- GIVEN RECORDS

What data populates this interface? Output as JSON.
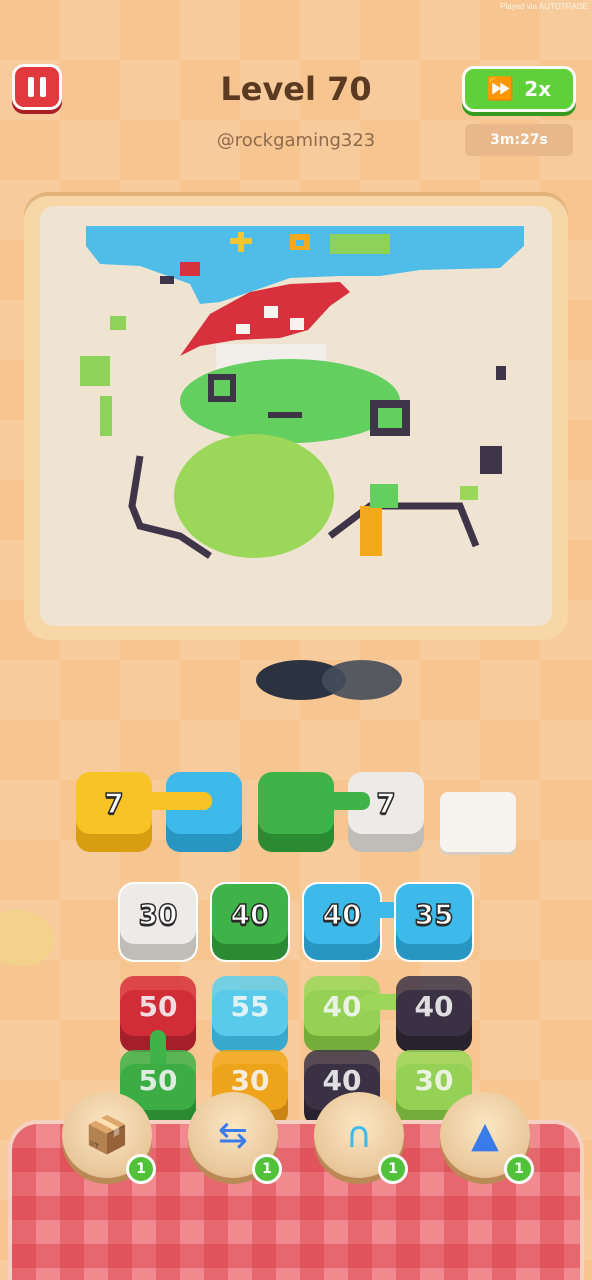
{
  "watermark": "Played via AUTOTRADE",
  "header": {
    "level_title": "Level 70",
    "username": "@rockgaming323",
    "speed_label": "2x",
    "timer": "3m:27s"
  },
  "colors": {
    "yellow": "#f7c325",
    "blue": "#3ebaea",
    "green": "#3fb348",
    "lime": "#9bd85a",
    "red": "#d8303c",
    "dark": "#3e3548",
    "white": "#ecebe8",
    "orange": "#f4a91c",
    "lightblue": "#5fd0ef"
  },
  "queue": [
    {
      "color": "yellow",
      "label": "7"
    },
    {
      "color": "blue",
      "label": ""
    },
    {
      "color": "green",
      "label": ""
    },
    {
      "color": "white",
      "label": "7"
    }
  ],
  "grid": {
    "row1": [
      {
        "color": "white",
        "label": "30"
      },
      {
        "color": "green",
        "label": "40"
      },
      {
        "color": "blue",
        "label": "40"
      },
      {
        "color": "blue",
        "label": "35"
      }
    ],
    "row2": [
      {
        "color": "red",
        "label": "50"
      },
      {
        "color": "lightblue",
        "label": "55"
      },
      {
        "color": "lime",
        "label": "40"
      },
      {
        "color": "dark",
        "label": "40"
      }
    ],
    "row3": [
      {
        "color": "green",
        "label": "50"
      },
      {
        "color": "orange",
        "label": "30"
      },
      {
        "color": "dark",
        "label": "40"
      },
      {
        "color": "lime",
        "label": "30"
      }
    ]
  },
  "boosters": [
    {
      "name": "add-slot",
      "icon": "box-plus-icon",
      "count": "1"
    },
    {
      "name": "shuffle",
      "icon": "shuffle-arrows-icon",
      "count": "1"
    },
    {
      "name": "magnet",
      "icon": "magnet-icon",
      "count": "1"
    },
    {
      "name": "vacuum",
      "icon": "vacuum-icon",
      "count": "1"
    }
  ]
}
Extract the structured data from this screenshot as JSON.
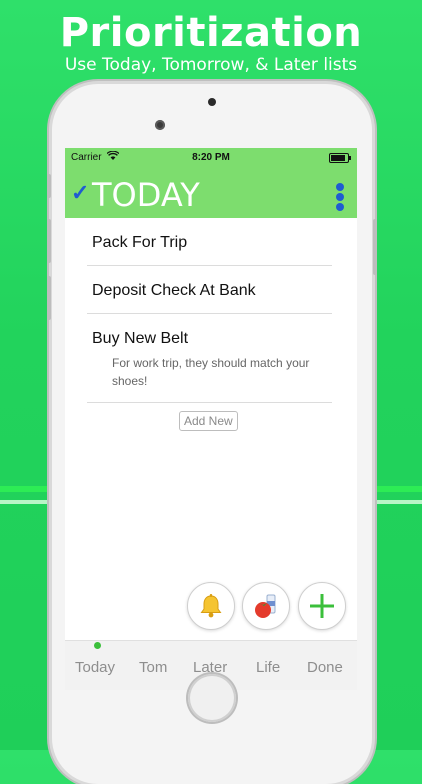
{
  "promo": {
    "headline": "Prioritization",
    "subhead": "Use Today, Tomorrow, & Later lists"
  },
  "status_bar": {
    "carrier": "Carrier",
    "time": "8:20 PM"
  },
  "navbar": {
    "title": "TODAY"
  },
  "tasks": [
    {
      "title": "Pack For Trip",
      "note": ""
    },
    {
      "title": "Deposit Check At Bank",
      "note": ""
    },
    {
      "title": "Buy New Belt",
      "note": "For work trip, they should match your shoes!"
    }
  ],
  "add_new_label": "Add New",
  "action_buttons": [
    {
      "icon": "bell-icon"
    },
    {
      "icon": "groceries-icon"
    },
    {
      "icon": "plus-icon"
    }
  ],
  "tabs": [
    {
      "label": "Today",
      "active": true
    },
    {
      "label": "Tom",
      "active": false
    },
    {
      "label": "Later",
      "active": false
    },
    {
      "label": "Life",
      "active": false
    },
    {
      "label": "Done",
      "active": false
    }
  ],
  "colors": {
    "background": "#22d35c",
    "navbar": "#7ddd6e",
    "accent": "#1f5cd1",
    "plus": "#3bbf3b"
  }
}
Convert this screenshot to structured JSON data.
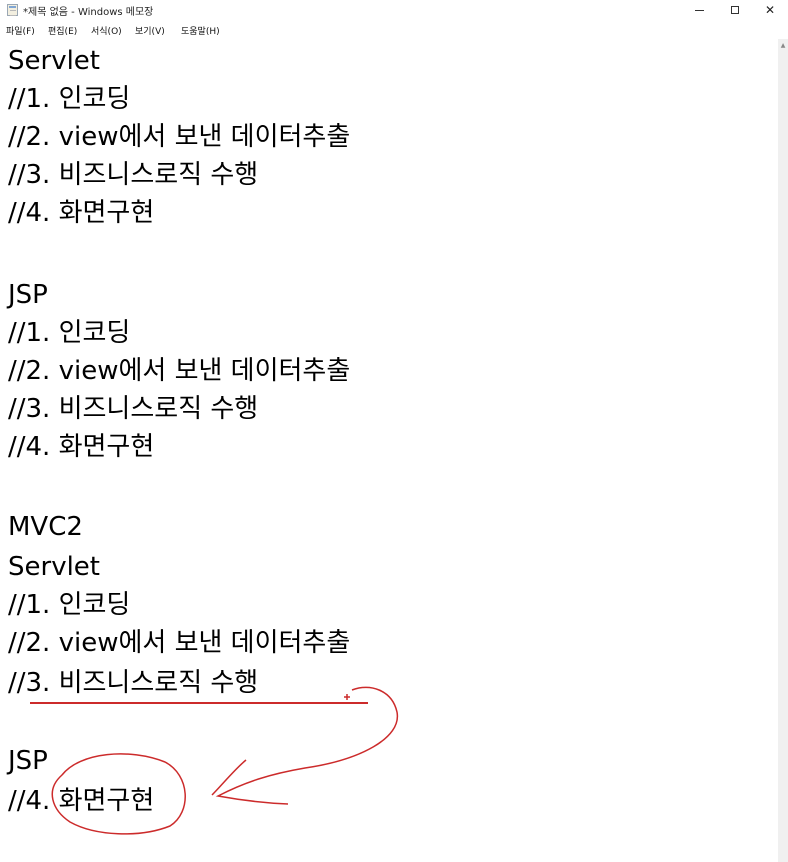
{
  "window": {
    "title": "*제목 없음 - Windows 메모장",
    "minimize_glyph": "—",
    "maximize_glyph": "☐",
    "close_glyph": "✕"
  },
  "menu": {
    "items": [
      {
        "label": "파일(F)"
      },
      {
        "label": "편집(E)"
      },
      {
        "label": "서식(O)"
      },
      {
        "label": "보기(V)"
      },
      {
        "label": "도움말(H)"
      }
    ]
  },
  "editor": {
    "lines": [
      "Servlet",
      "//1. 인코딩",
      "//2. view에서 보낸 데이터추출",
      "//3. 비즈니스로직 수행",
      "//4. 화면구현",
      "",
      "JSP",
      "//1. 인코딩",
      "//2. view에서 보낸 데이터추출",
      "//3. 비즈니스로직 수행",
      "//4. 화면구현",
      "",
      "MVC2",
      "Servlet",
      "//1. 인코딩",
      "//2. view에서 보낸 데이터추출",
      "//3. 비즈니스로직 수행",
      "",
      "JSP",
      "//4. 화면구현"
    ]
  },
  "scrollbar": {
    "up_arrow": "▲"
  },
  "annotation": {
    "pen_color": "#cc2b2b",
    "cursor_mark": "+"
  },
  "icons": [
    "notepad-icon",
    "minimize-icon",
    "maximize-icon",
    "close-icon",
    "scroll-up-icon"
  ]
}
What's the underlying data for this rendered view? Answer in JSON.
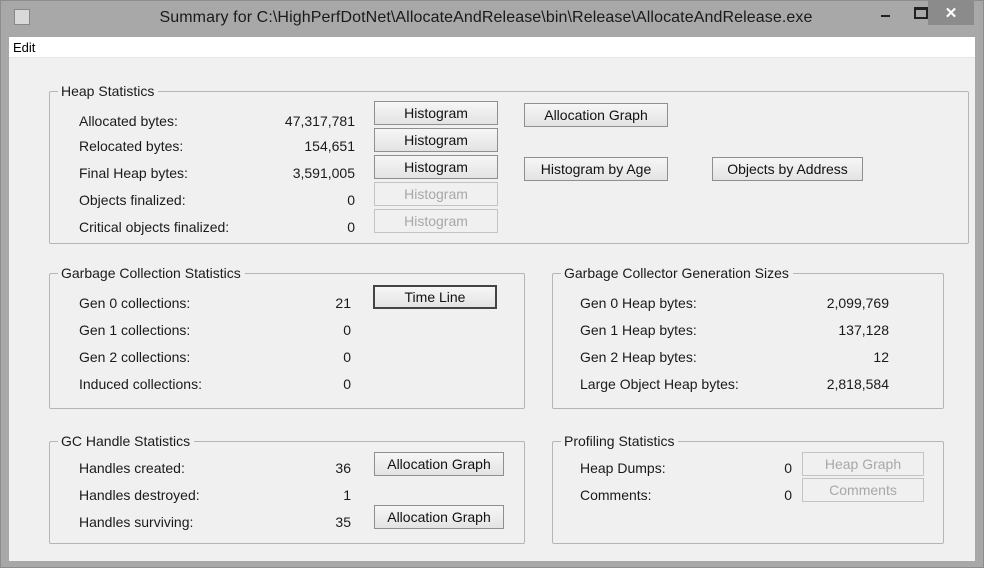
{
  "window": {
    "title": "Summary for C:\\HighPerfDotNet\\AllocateAndRelease\\bin\\Release\\AllocateAndRelease.exe",
    "close_glyph": "✕"
  },
  "menu": {
    "edit": "Edit"
  },
  "heap": {
    "title": "Heap Statistics",
    "rows": [
      {
        "label": "Allocated bytes:",
        "value": "47,317,781",
        "button": "Histogram"
      },
      {
        "label": "Relocated bytes:",
        "value": "154,651",
        "button": "Histogram"
      },
      {
        "label": "Final Heap bytes:",
        "value": "3,591,005",
        "button": "Histogram"
      },
      {
        "label": "Objects finalized:",
        "value": "0",
        "button": "Histogram"
      },
      {
        "label": "Critical objects finalized:",
        "value": "0",
        "button": "Histogram"
      }
    ],
    "allocation_graph": "Allocation Graph",
    "histogram_by_age": "Histogram by Age",
    "objects_by_address": "Objects by Address"
  },
  "gc": {
    "title": "Garbage Collection Statistics",
    "rows": [
      {
        "label": "Gen 0 collections:",
        "value": "21"
      },
      {
        "label": "Gen 1 collections:",
        "value": "0"
      },
      {
        "label": "Gen 2 collections:",
        "value": "0"
      },
      {
        "label": "Induced collections:",
        "value": "0"
      }
    ],
    "timeline": "Time Line"
  },
  "gen_sizes": {
    "title": "Garbage Collector Generation Sizes",
    "rows": [
      {
        "label": "Gen 0 Heap bytes:",
        "value": "2,099,769"
      },
      {
        "label": "Gen 1 Heap bytes:",
        "value": "137,128"
      },
      {
        "label": "Gen 2 Heap bytes:",
        "value": "12"
      },
      {
        "label": "Large Object Heap bytes:",
        "value": "2,818,584"
      }
    ]
  },
  "handles": {
    "title": "GC Handle Statistics",
    "rows": [
      {
        "label": "Handles created:",
        "value": "36",
        "button": "Allocation Graph"
      },
      {
        "label": "Handles destroyed:",
        "value": "1"
      },
      {
        "label": "Handles surviving:",
        "value": "35",
        "button": "Allocation Graph"
      }
    ]
  },
  "profiling": {
    "title": "Profiling Statistics",
    "rows": [
      {
        "label": "Heap Dumps:",
        "value": "0",
        "button": "Heap Graph"
      },
      {
        "label": "Comments:",
        "value": "0",
        "button": "Comments"
      }
    ]
  }
}
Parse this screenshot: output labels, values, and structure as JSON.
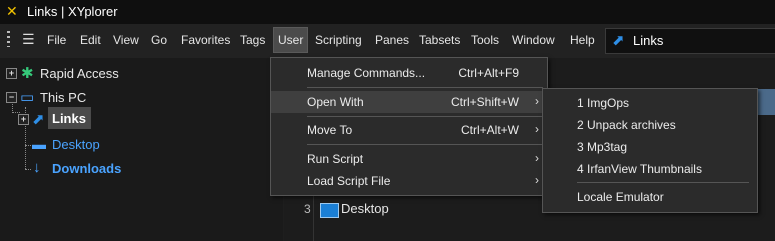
{
  "window": {
    "title": "Links | XYplorer"
  },
  "menubar": {
    "items": [
      "File",
      "Edit",
      "View",
      "Go",
      "Favorites",
      "Tags",
      "User",
      "Scripting",
      "Panes",
      "Tabsets",
      "Tools",
      "Window",
      "Help"
    ],
    "active": "User"
  },
  "address": {
    "value": "Links"
  },
  "tree": {
    "rapid_access": "Rapid Access",
    "this_pc": "This PC",
    "links": "Links",
    "desktop": "Desktop",
    "downloads": "Downloads"
  },
  "user_menu": {
    "items": [
      {
        "label": "Manage Commands...",
        "shortcut": "Ctrl+Alt+F9",
        "submenu": false
      },
      {
        "label": "Open With",
        "shortcut": "Ctrl+Shift+W",
        "submenu": true
      },
      {
        "label": "Move To",
        "shortcut": "Ctrl+Alt+W",
        "submenu": true
      },
      {
        "label": "Run Script",
        "shortcut": "",
        "submenu": true
      },
      {
        "label": "Load Script File",
        "shortcut": "",
        "submenu": true
      }
    ]
  },
  "open_with_submenu": {
    "items": [
      "1 ImgOps",
      "2 Unpack archives",
      "3 Mp3tag",
      "4 IrfanView Thumbnails",
      "Locale Emulator"
    ]
  },
  "list": {
    "row3_number": "3",
    "row3_name": "Desktop"
  },
  "colors": {
    "accent": "#2e8ee6",
    "bg": "#1e1e1e",
    "menu_bg": "#2b2b2b"
  }
}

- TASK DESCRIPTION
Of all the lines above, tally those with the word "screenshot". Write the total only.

- SOLUTION TO THE EXERCISE
3